2011 is the year Google made its major social network play with the launch of Google Plus – and became the year that imprinted Nymwars onto the map of wider collective consciousness.
Not long after Google launched Plus, it staked its citizens ability to participate in the social network and ancillary Google services on whether or not Google thought its users were operating in Plus under their “real names.”
It pitched many ordinary netizens into longstanding battles surrounding identity and anonymity online – and brought issues of privacy and safety to the fore of mainstream media discussions.
Shortly after welcoming everyone to its new social network, Google Plus quietly embarked on a sudden, mass account purge. The shutoff of Google+ user accounts spanned from well-known tech figures to generally anyone that didn’t conform to its ill-defined policy.
It was the first strike in Google Plus’ enforcement of its “real names” identity rules. Accounts with pseudonyms, nicknames, mononyms, names that included scripts from multiple languages, names that “looked fake” and stage names were all suspended in a mass purge.
At launch the G+ policy stated, "To help fight spam and prevent fake profiles, use the name your friends, family or co-workers usually call you."
Google+ did not warn users before suspending user accounts. Some people reported being locked out of all Google services, including docs and Gmail.
Controversies and raging debates about online anonymity and pseudonyms are certainly part of the online landscape. But Google Plus’ mishandling of social networking in regard to user names pushed pseudonym arguments out of online community spheres, and into mainstream consciousness.

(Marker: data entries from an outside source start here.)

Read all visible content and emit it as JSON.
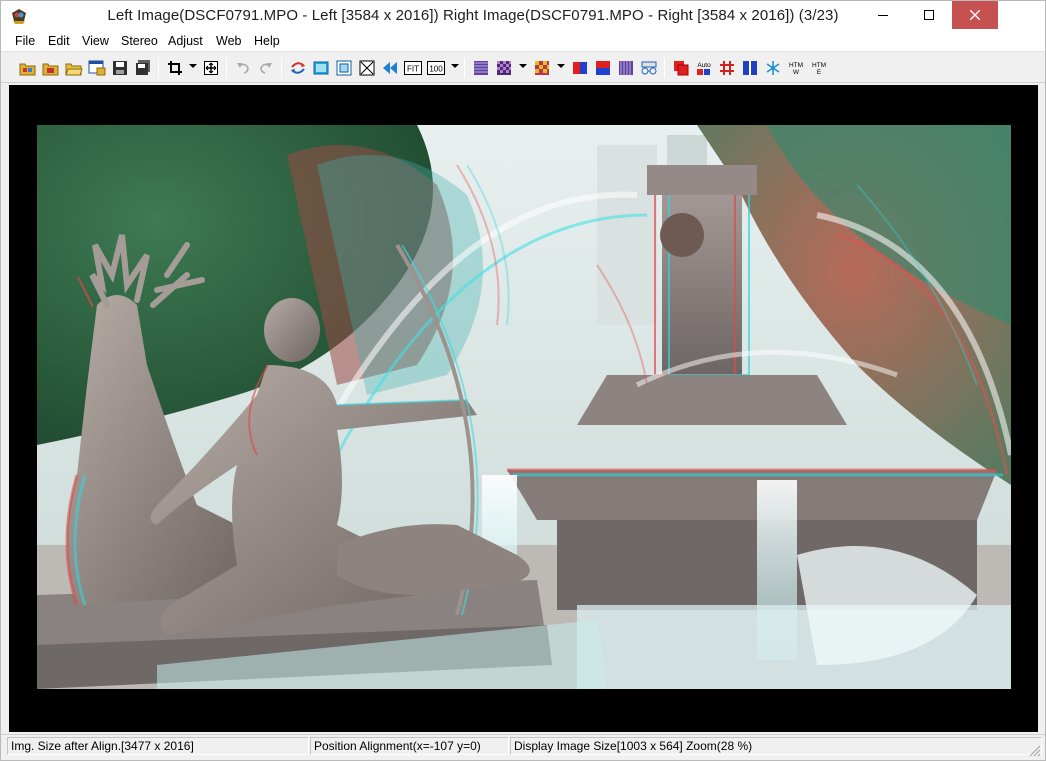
{
  "window": {
    "title": "Left Image(DSCF0791.MPO - Left [3584 x 2016]) Right Image(DSCF0791.MPO - Right [3584 x 2016])  (3/23)"
  },
  "menu": {
    "items": [
      {
        "label": "File"
      },
      {
        "label": "Edit"
      },
      {
        "label": "View"
      },
      {
        "label": "Stereo"
      },
      {
        "label": "Adjust"
      },
      {
        "label": "Web"
      },
      {
        "label": "Help"
      }
    ]
  },
  "toolbar": {
    "fit_label": "FIT",
    "zoom100_label": "100",
    "auto_label": "Auto",
    "htm_w_label": "HTM",
    "htm_w_sub": "W",
    "htm_e_label": "HTM",
    "htm_e_sub": "E"
  },
  "status": {
    "img_size": "Img. Size after Align.[3477 x 2016]",
    "position": "Position Alignment(x=-107 y=0)",
    "display": "Display Image Size[1003 x 564]  Zoom(28 %)"
  },
  "colors": {
    "close_button": "#c75050",
    "viewport_bg": "#000000",
    "anaglyph_red": "#e0404a",
    "anaglyph_cyan": "#30d8e0"
  }
}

The Google Plus “real names” issue is so deeply troubling, divisive and unendingly problematic that 2011 effectively became Nymwars Year Zero.